1. A sine-cosine synchro resolver arrangement including a synchro resolver of the kind having two magnetically cored relatively rotatable members with an input winding and a feedback winding tightly coupled to said input winding on one of said members, and two output windings located at to one another on the other of said members, the arrangement being such that the output signals derived therefrom are proportional respectively to the sine and cosine of an angle between said two relatively rotatable members; an amplifier fed with the waveform to be resolved into sine and cosine components and feeding said main input winding, means for applying to the input of said amplifier as negative feedback a voltage developed across said feedback winding, means for deriving a first voltage substantially proportional to the rate of change with time of the magnetizing force in said resolver, means for deriving a second voltage substantially proportional to the rate of change with time of the flux density in said resolver and means for deriving a difference voltage proportional to the difference between said first voltage and said second voltage, said difference voltage being fed as. linear izing feedback to the input of said amplifier.

2. An arrangement as set forth in claim'l wherein said' synchro resolver includes two tightly coupled quadrature field correction windings disposed at right angles to said input winding and wherein is provided an amplifier fed by one of said quadrature field correction windings and feeding the other of said quadrature field correction windings in such manner as effectively to cancel any quadrature field.

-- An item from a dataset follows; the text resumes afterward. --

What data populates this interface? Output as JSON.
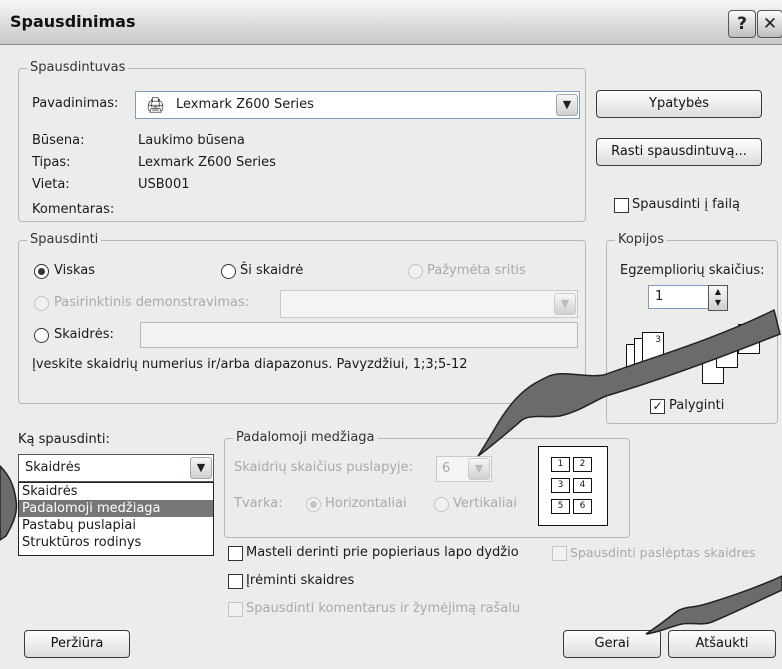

Z l V 3. An arrangement asset forth in claim 1 wherein said means for deriving a first voltage comprises means for deriving a voltage substantiallyproportional to the cur rent in said input winding and a difierentiating circuit fed with said voltage and wherein said means for deriving a second voltage comprises a resistance connected across said feedback winding.

4. An arrangement as set forth in claim 3 wherein said means for deriving a first voltage substantially proportional to the current in said input winding comprises a resistance in series with said input winding.

5. An arrangement as set forth in claim 1 wherein said means for deriving a difierence voltage comprises a difference amplifier having two input points, and an adjnstable potentiometer interposed between said feedback winding and one of said input points.

References Cited in the file of this patent UNITED STATES PATENTS

Patent Citations
Cited PatentFiling datePublication dateApplicantTitle
US2458700 *Sep 28, 1945Jan 11, 1949Rca CorpCorrection device for electronic function generators
US2500424 *Dec 3, 1947Mar 14, 1950Bell Telephone Labor IncNegative feedback amplifier
US2634335 *Dec 18, 1948Apr 7, 1953Ampex Electric CorpMagnetic recording system with negative feedback system
US2886659 *Jun 14, 1956May 12, 1959Rca CorpZero output impedance amplifier
Referenced by
Citing PatentFiling datePublication dateApplicantTitle
US3174033 *Mar 24, 1960Mar 16, 1965Sperry Rand CorpAnalog multipler-divider
US3199019 *Sep 22, 1960Aug 3, 1965IbmFeedback means for systems having reactive loads
US3546570 *Apr 19, 1968Dec 8, 1970Giddings & LewisMethod for driving controlled currents through the stator windings of a position measuring transformer
US3641533 *Jun 26, 1969Feb 8, 1972Bendix CorpSolid-state electroluminescent moving display device
US4157536 *Mar 18, 1977Jun 5, 1979Thomson-CsfSynchronous transmission device of the vernier resolver type incorporating compensation of parasitic coupling
US4349822 *Mar 26, 1980Sep 14, 1982Thomson-CsfInductive potentiometer
US4893077 *Mar 31, 1988Jan 9, 1990Auchterlonie Richard CAbsolute position sensor having multi-layer windings of different pitches providing respective indications of phase proportional to displacement
US4893078 *May 28, 1987Jan 9, 1990Auchterlonie Richard CAbsolute position sensing using sets of windings of different pitches providing respective indications of phase proportional to displacement
Classifications
U.S. Classification323/348, 708/809, 340/870.34, 315/390, 340/870.42
International ClassificationG06G7/00, G06G7/22
Cooperative ClassificationG06G7/22
European ClassificationG06G7/22